Momentum seems to be gaining this week on the idea of a Transatlantic Free Trade Area (TAFTA). As the Washington Post reports, a joint White House-European Union committee exploring the topic is due to report back in a few weeks' time. If the committee's report is to be of any value, it needs to examine a key corollary to free trade -- labor mobility. A TAFTA agreement done right will help us move towards a much more rational immigration policy.
Unfortunately, in most countries today, immigration policy has become tied to citizenship and many of the benefits that come with it, including government welfare services. Those benefits are so costly to taxpayers in modern welfare states that many democracies have tried to restrict immigration, to the detriment of both free trade and labor mobility. Yet not all who work in a state want to become a citizen of it. It is long past time immigration policies reflected that.
Throughout history, economic growth has been fueled by what the classical Greeks called metics, and what have been known in English as sojourners. As James Bennett puts it:
A sojourner is one who moves from one country to another to reside and engage in economic activity, but does not give up his previous identity, returns to previous countries of residence frequently, and remains in constant communication with his home network. This sojourner is an essential element of transnational cooperation, making possible entrepreneurial activity on a wide scale with an extremely low cost of entry.
The European Union, to its credit, recognized the importance of such status, allowing free movement of labor at its founding in 1957. In that same spirit, the joint committee absolutely needs to address the issue of labor mobility in its report. By recognizing some form of sojourner status distinct from citizenship, the agreement could provide the framework for a rational rethink of America's immigration laws.
What would sojourner status look like? Given the political difficulty of introducing genuine labor mobility, it should initially provide a right not to seek employment but to engage in business, such as entrepreneurship, consulting, or contracting. No rights to social insurance would accrue to a sojourner, nor would political rights such as voting or contributing financially to political campaigns. Efforts by sojourners to claim those citizens' rights outside legal channels would be grounds for repatriation. Sojourner status would only be granted to nationals of countries willing to grant reciprocity in the arrangements.

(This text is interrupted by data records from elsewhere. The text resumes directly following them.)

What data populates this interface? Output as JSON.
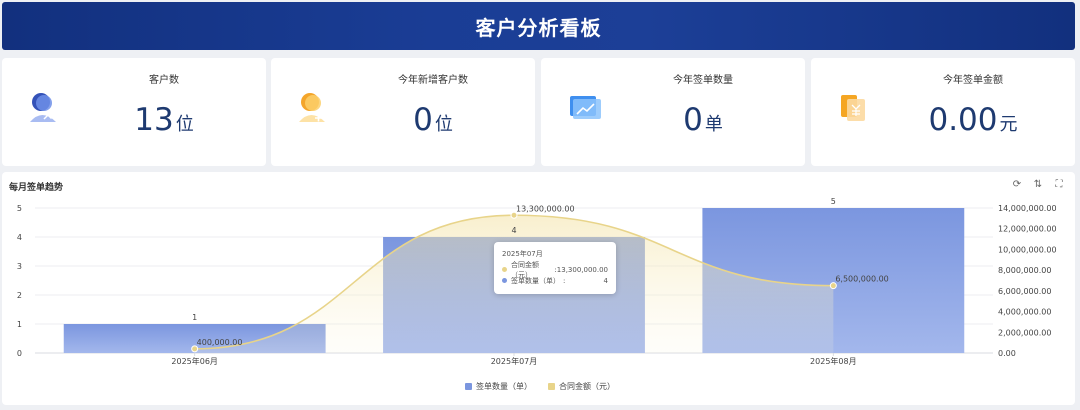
{
  "header": {
    "title": "客户分析看板"
  },
  "cards": [
    {
      "label": "客户数",
      "value": "13",
      "unit": "位",
      "icon": "customer-icon"
    },
    {
      "label": "今年新增客户数",
      "value": "0",
      "unit": "位",
      "icon": "new-customer-icon"
    },
    {
      "label": "今年签单数量",
      "value": "0",
      "unit": "单",
      "icon": "signed-orders-icon"
    },
    {
      "label": "今年签单金额",
      "value": "0.00",
      "unit": "元",
      "icon": "signed-amount-icon"
    }
  ],
  "chart": {
    "title": "每月签单趋势",
    "tools": {
      "refresh": "⟳",
      "sort": "⇅",
      "fullscreen": "⛶"
    }
  },
  "chart_data": {
    "type": "bar",
    "categories": [
      "2025年06月",
      "2025年07月",
      "2025年08月"
    ],
    "series": [
      {
        "name": "签单数量（单）",
        "type": "bar",
        "axis": "left",
        "values": [
          1,
          4,
          5
        ],
        "labels": [
          "1",
          "4",
          "5"
        ],
        "color": "#7b96df"
      },
      {
        "name": "合同金额（元）",
        "type": "line",
        "axis": "right",
        "values": [
          400000,
          13300000,
          6500000
        ],
        "labels": [
          "400,000.00",
          "13,300,000.00",
          "6,500,000.00"
        ],
        "color": "#e8d48a"
      }
    ],
    "y_left": {
      "ticks": [
        "0",
        "1",
        "2",
        "3",
        "4",
        "5"
      ],
      "ylim": [
        0,
        5
      ]
    },
    "y_right": {
      "ticks": [
        "0.00",
        "2,000,000.00",
        "4,000,000.00",
        "6,000,000.00",
        "8,000,000.00",
        "10,000,000.00",
        "12,000,000.00",
        "14,000,000.00"
      ],
      "ylim": [
        0,
        14000000
      ]
    },
    "grid": true,
    "legend": "bottom-center"
  },
  "tooltip": {
    "title": "2025年07月",
    "rows": [
      {
        "label": "合同金额（元）",
        "value": ":13,300,000.00",
        "color": "#e8d48a"
      },
      {
        "label": "签单数量（单）",
        "value": "4",
        "sep": ":",
        "color": "#7b96df"
      }
    ]
  },
  "legend": {
    "items": [
      {
        "label": "签单数量（单）",
        "color": "#7b96df"
      },
      {
        "label": "合同金额（元）",
        "color": "#e8d48a"
      }
    ]
  }
}
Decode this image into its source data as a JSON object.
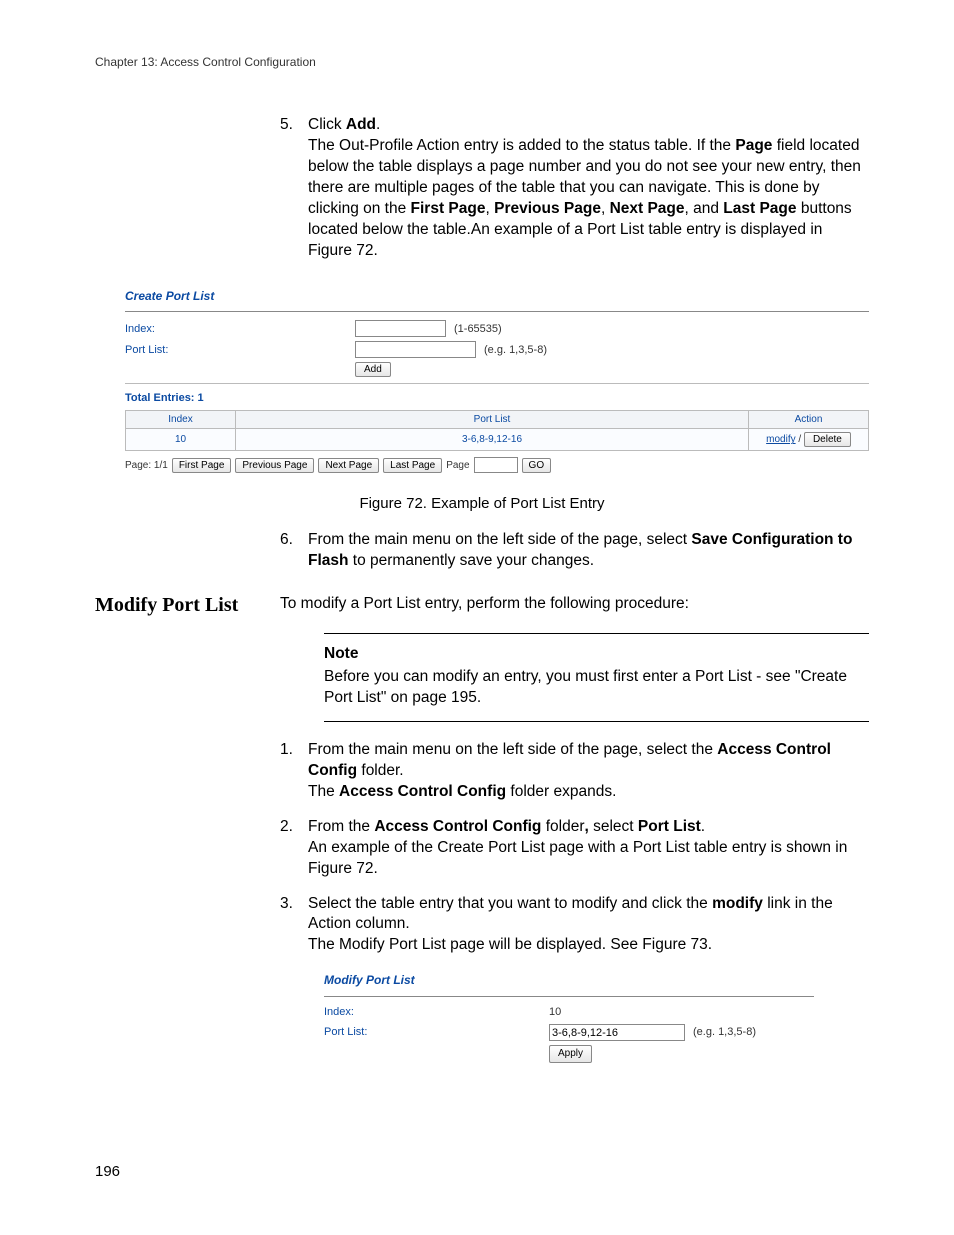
{
  "chapter_header": "Chapter 13: Access Control Configuration",
  "step5": {
    "num": "5.",
    "line1_pre": "Click ",
    "line1_b": "Add",
    "line1_post": ".",
    "body_1": "The Out-Profile Action entry is added to the status table. If the ",
    "body_b_page": "Page",
    "body_2": " field located below the table displays a page number and you do not see your new entry, then there are multiple pages of the table that you can navigate. This is done by clicking on the ",
    "body_b_first": "First Page",
    "body_3": ", ",
    "body_b_prev": "Previous Page",
    "body_4": ", ",
    "body_b_next": "Next Page",
    "body_5": ", and ",
    "body_b_last": "Last Page",
    "body_6": " buttons located below the table.An example of a Port List table entry is displayed in Figure 72."
  },
  "shot1": {
    "title": "Create Port List",
    "index_label": "Index:",
    "index_hint": "(1-65535)",
    "portlist_label": "Port List:",
    "portlist_hint": "(e.g. 1,3,5-8)",
    "add_btn": "Add",
    "total_entries_label": "Total Entries:",
    "total_entries_value": "1",
    "th_index": "Index",
    "th_portlist": "Port List",
    "th_action": "Action",
    "row_index": "10",
    "row_portlist": "3-6,8-9,12-16",
    "row_modify": "modify",
    "row_sep": " / ",
    "row_delete": "Delete",
    "page_label": "Page: 1/1",
    "btn_first": "First Page",
    "btn_prev": "Previous Page",
    "btn_next": "Next Page",
    "btn_last": "Last Page",
    "page_word": "Page",
    "btn_go": "GO"
  },
  "figure72_caption": "Figure 72. Example of Port List Entry",
  "step6": {
    "num": "6.",
    "pre": "From the main menu on the left side of the page, select ",
    "b1": "Save Configuration to Flash",
    "post": " to permanently save your changes."
  },
  "section_heading": "Modify Port List",
  "section_intro": "To modify a Port List entry, perform the following procedure:",
  "note": {
    "title": "Note",
    "body": "Before you can modify an entry, you must first enter a Port List - see \"Create Port List\" on page 195."
  },
  "m1": {
    "num": "1.",
    "pre": "From the main menu on the left side of the page, select the ",
    "b1": "Access Control Config",
    "mid": " folder.",
    "line2_pre": "The ",
    "line2_b": "Access Control Config",
    "line2_post": " folder expands."
  },
  "m2": {
    "num": "2.",
    "pre": "From the ",
    "b1": "Access Control Config",
    "mid1": " folder",
    "comma": ",",
    "mid2": " select ",
    "b2": "Port List",
    "post": ".",
    "line2": "An example of the Create Port List page with a Port List table entry is shown in Figure 72."
  },
  "m3": {
    "num": "3.",
    "pre": "Select the table entry that you want to modify and click the ",
    "b1": "modify",
    "post": " link in the Action column.",
    "line2": "The Modify Port List page will be displayed. See Figure 73."
  },
  "shot2": {
    "title": "Modify Port List",
    "index_label": "Index:",
    "index_value": "10",
    "portlist_label": "Port List:",
    "portlist_value": "3-6,8-9,12-16",
    "portlist_hint": "(e.g. 1,3,5-8)",
    "apply_btn": "Apply"
  },
  "page_number": "196"
}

As such, a sojourner would not be appropriate status for those wishing to gain citizenship, but it would be appropriate for those who wish to offer their skills in return for opportunity. Sojourners in the United States would generally return home, taking with them new skills and an appreciation for America that would probably extend beyond the economic.
Meanwhile, it would give native-born Americans a new appreciation for immigrants, as the perception of their costing taxpayers through their use of welfare services would dissipate. In fact, return migration is a natural market phenomenon that was common through much of American history until it was disrupted by arbitrary restrictions on entry first implemented in the 1920s. The overwhelming majority of early 20th century Italian immigrants to the United States returned home after a few years. Reentry restrictions, by contrast, provide incentives to overstay -- making it more difficult to come in also makes it more difficult to go back.
A TAFTA that included steps towards increased labor mobility could provide the basis for a more rational immigration policy. The use of sojourner status, if successful, could be expanded to other countries (always on the basis of reciprocity), breaking the link between immigration and citizenship benefits, thus providing more economic bang per immigration buck.
It is sadly unlikely the White House-EU committee will grasp this particular nettle. If it did, however, the benefits to transatlantic trade could be immense.